§ **What you have to do**: Output every entry exactly, without any pictures.

Web page and app entries
━━━━━━━━━━━━━━━━━━━━━━━━━━━━━━

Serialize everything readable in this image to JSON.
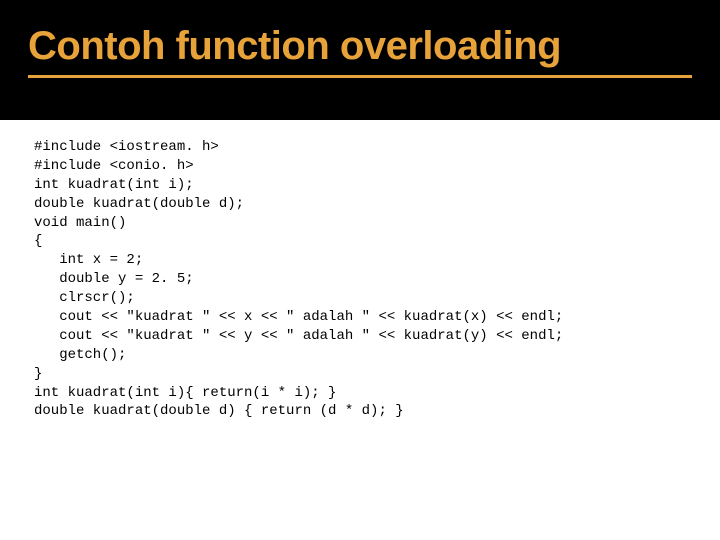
{
  "slide": {
    "title": "Contoh function overloading"
  },
  "code": {
    "l1": "#include <iostream. h>",
    "l2": "#include <conio. h>",
    "l3": "int kuadrat(int i);",
    "l4": "double kuadrat(double d);",
    "l5": "void main()",
    "l6": "{",
    "l7": "   int x = 2;",
    "l8": "   double y = 2. 5;",
    "l9": "   clrscr();",
    "l10": "   cout << \"kuadrat \" << x << \" adalah \" << kuadrat(x) << endl;",
    "l11": "   cout << \"kuadrat \" << y << \" adalah \" << kuadrat(y) << endl;",
    "l12": "   getch();",
    "l13": "}",
    "l14": "int kuadrat(int i){ return(i * i); }",
    "l15": "double kuadrat(double d) { return (d * d); }"
  }
}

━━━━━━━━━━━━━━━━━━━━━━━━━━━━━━

§ **Finished exercise**:
Serialize everything readable in this image to JSON.
{
  "slide": {
    "title": "Contoh function overloading"
  },
  "code": {
    "l1": "#include <iostream. h>",
    "l2": "#include <conio. h>",
    "l3": "int kuadrat(int i);",
    "l4": "double kuadrat(double d);",
    "l5": "void main()",
    "l6": "{",
    "l7": "   int x = 2;",
    "l8": "   double y = 2. 5;",
    "l9": "   clrscr();",
    "l10": "   cout << \"kuadrat \" << x << \" adalah \" << kuadrat(x) << endl;",
    "l11": "   cout << \"kuadrat \" << y << \" adalah \" << kuadrat(y) << endl;",
    "l12": "   getch();",
    "l13": "}",
    "l14": "int kuadrat(int i){ return(i * i); }",
    "l15": "double kuadrat(double d) { return (d * d); }"
  }
}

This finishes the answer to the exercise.